> **Action item**: The output should consist solely of the line containing "Give me the" and the lines that follow it through the end of the data below.

== Available records

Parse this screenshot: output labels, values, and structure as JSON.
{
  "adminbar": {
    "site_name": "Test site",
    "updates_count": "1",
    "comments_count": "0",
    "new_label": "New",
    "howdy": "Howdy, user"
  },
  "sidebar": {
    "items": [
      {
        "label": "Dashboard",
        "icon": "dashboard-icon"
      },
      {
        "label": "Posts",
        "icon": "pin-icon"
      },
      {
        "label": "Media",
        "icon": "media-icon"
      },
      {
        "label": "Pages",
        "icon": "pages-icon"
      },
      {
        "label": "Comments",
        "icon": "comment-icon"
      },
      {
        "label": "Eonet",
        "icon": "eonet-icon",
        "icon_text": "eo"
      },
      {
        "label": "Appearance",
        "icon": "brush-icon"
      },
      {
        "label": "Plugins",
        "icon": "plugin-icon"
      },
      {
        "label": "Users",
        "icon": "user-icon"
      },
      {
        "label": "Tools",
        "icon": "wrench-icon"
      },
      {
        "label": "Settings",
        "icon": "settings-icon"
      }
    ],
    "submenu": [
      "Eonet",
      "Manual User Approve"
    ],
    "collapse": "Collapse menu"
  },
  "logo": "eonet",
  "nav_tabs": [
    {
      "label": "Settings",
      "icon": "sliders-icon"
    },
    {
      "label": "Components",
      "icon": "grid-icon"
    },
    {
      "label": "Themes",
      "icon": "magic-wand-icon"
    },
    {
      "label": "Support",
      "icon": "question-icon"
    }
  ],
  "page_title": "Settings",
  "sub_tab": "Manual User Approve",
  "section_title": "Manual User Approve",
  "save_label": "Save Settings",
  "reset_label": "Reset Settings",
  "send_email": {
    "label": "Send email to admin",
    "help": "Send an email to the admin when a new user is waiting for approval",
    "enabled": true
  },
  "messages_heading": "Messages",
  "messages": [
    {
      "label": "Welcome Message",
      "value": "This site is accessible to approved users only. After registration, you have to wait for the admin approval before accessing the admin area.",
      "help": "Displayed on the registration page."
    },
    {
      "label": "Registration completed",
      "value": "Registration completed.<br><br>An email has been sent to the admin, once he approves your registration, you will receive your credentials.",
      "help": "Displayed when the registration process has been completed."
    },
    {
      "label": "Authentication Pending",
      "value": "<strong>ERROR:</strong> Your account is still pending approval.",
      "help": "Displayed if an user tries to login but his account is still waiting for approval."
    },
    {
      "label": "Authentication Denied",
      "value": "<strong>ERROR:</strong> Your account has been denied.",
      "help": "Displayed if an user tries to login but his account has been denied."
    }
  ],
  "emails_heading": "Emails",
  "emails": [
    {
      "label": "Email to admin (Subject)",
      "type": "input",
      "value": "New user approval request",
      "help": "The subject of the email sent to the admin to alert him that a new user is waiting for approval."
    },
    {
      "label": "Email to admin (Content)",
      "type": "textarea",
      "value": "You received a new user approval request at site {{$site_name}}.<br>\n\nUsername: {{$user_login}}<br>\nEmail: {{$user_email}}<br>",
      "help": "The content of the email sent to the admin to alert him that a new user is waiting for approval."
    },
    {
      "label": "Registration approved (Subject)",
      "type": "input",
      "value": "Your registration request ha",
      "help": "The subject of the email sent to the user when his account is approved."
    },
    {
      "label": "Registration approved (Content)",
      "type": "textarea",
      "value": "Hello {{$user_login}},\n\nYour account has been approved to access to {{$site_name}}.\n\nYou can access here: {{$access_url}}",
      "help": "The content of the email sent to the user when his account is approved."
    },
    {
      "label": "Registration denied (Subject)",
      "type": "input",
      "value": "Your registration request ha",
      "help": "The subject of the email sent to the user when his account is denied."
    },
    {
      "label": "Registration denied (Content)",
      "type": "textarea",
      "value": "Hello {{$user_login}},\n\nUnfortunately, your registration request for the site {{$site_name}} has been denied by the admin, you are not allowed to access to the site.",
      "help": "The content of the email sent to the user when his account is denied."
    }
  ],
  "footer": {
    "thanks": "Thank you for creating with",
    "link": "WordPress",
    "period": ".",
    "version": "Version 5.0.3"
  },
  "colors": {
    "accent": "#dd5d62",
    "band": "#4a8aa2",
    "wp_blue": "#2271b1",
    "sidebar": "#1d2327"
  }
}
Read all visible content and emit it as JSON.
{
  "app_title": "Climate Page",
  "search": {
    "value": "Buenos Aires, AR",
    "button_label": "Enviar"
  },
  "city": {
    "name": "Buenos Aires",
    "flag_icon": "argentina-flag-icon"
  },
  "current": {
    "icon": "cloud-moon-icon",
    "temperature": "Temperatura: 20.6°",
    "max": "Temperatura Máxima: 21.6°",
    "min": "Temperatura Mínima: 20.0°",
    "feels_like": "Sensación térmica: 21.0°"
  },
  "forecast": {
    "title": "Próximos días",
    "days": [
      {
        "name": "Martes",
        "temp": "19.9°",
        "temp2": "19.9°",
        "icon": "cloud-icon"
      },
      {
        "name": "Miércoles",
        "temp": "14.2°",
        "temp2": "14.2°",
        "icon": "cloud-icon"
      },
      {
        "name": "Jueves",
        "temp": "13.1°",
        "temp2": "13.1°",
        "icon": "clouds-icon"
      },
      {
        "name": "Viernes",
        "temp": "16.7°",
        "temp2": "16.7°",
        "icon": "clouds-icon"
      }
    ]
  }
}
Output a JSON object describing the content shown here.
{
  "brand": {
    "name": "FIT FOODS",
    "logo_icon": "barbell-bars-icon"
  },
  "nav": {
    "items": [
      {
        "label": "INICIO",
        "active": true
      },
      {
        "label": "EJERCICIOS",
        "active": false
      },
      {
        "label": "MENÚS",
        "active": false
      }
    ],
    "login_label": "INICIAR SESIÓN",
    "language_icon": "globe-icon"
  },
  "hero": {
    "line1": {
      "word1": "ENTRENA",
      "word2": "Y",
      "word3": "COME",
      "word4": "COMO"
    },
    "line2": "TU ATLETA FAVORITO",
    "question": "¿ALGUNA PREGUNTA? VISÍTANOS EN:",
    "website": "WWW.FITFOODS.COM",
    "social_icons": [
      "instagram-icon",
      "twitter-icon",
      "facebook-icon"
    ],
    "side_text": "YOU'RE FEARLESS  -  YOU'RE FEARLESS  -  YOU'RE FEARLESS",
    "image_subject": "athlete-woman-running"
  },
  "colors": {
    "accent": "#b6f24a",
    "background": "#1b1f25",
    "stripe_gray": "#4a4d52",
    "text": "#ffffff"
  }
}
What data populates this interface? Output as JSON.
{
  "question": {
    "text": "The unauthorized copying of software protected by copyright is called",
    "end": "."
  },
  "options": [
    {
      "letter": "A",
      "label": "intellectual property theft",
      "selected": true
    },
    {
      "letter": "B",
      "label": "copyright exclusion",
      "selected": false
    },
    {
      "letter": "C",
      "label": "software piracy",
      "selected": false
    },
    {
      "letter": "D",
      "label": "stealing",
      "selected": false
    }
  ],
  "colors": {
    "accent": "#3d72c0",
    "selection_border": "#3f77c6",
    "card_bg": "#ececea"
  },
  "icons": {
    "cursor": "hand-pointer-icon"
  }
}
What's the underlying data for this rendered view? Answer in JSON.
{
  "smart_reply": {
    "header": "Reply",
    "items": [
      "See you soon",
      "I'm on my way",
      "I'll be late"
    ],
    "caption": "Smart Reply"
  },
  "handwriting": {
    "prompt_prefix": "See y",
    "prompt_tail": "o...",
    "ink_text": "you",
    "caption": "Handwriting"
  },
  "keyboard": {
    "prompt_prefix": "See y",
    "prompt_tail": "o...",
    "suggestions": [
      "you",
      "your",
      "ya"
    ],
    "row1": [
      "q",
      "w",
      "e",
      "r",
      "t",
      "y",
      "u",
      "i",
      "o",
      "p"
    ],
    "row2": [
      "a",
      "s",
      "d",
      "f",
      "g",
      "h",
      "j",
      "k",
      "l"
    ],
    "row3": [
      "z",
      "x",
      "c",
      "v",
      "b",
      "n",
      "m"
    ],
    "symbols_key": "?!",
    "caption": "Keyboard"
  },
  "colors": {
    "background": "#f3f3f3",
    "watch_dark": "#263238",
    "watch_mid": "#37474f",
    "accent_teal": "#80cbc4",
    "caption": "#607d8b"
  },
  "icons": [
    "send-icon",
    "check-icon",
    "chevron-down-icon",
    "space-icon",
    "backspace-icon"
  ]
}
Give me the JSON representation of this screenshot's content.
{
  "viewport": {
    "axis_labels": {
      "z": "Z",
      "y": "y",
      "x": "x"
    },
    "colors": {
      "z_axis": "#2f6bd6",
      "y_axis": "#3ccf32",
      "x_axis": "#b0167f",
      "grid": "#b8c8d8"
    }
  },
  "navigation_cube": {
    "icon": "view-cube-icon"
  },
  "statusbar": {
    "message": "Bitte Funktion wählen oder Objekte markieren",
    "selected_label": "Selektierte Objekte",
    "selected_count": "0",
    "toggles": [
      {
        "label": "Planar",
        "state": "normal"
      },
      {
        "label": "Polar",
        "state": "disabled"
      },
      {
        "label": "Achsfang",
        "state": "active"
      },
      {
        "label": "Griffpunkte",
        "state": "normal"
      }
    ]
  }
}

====

> **Exercise output**:
Give me the JSON representation of this screenshot's content.
{
  "viewport": {
    "axis_labels": {
      "z": "Z",
      "y": "y",
      "x": "x"
    },
    "colors": {
      "z_axis": "#2f6bd6",
      "y_axis": "#3ccf32",
      "x_axis": "#b0167f",
      "grid": "#b8c8d8"
    }
  },
  "navigation_cube": {
    "icon": "view-cube-icon"
  },
  "statusbar": {
    "message": "Bitte Funktion wählen oder Objekte markieren",
    "selected_label": "Selektierte Objekte",
    "selected_count": "0",
    "toggles": [
      {
        "label": "Planar",
        "state": "normal"
      },
      {
        "label": "Polar",
        "state": "disabled"
      },
      {
        "label": "Achsfang",
        "state": "active"
      },
      {
        "label": "Griffpunkte",
        "state": "normal"
      }
    ]
  }
}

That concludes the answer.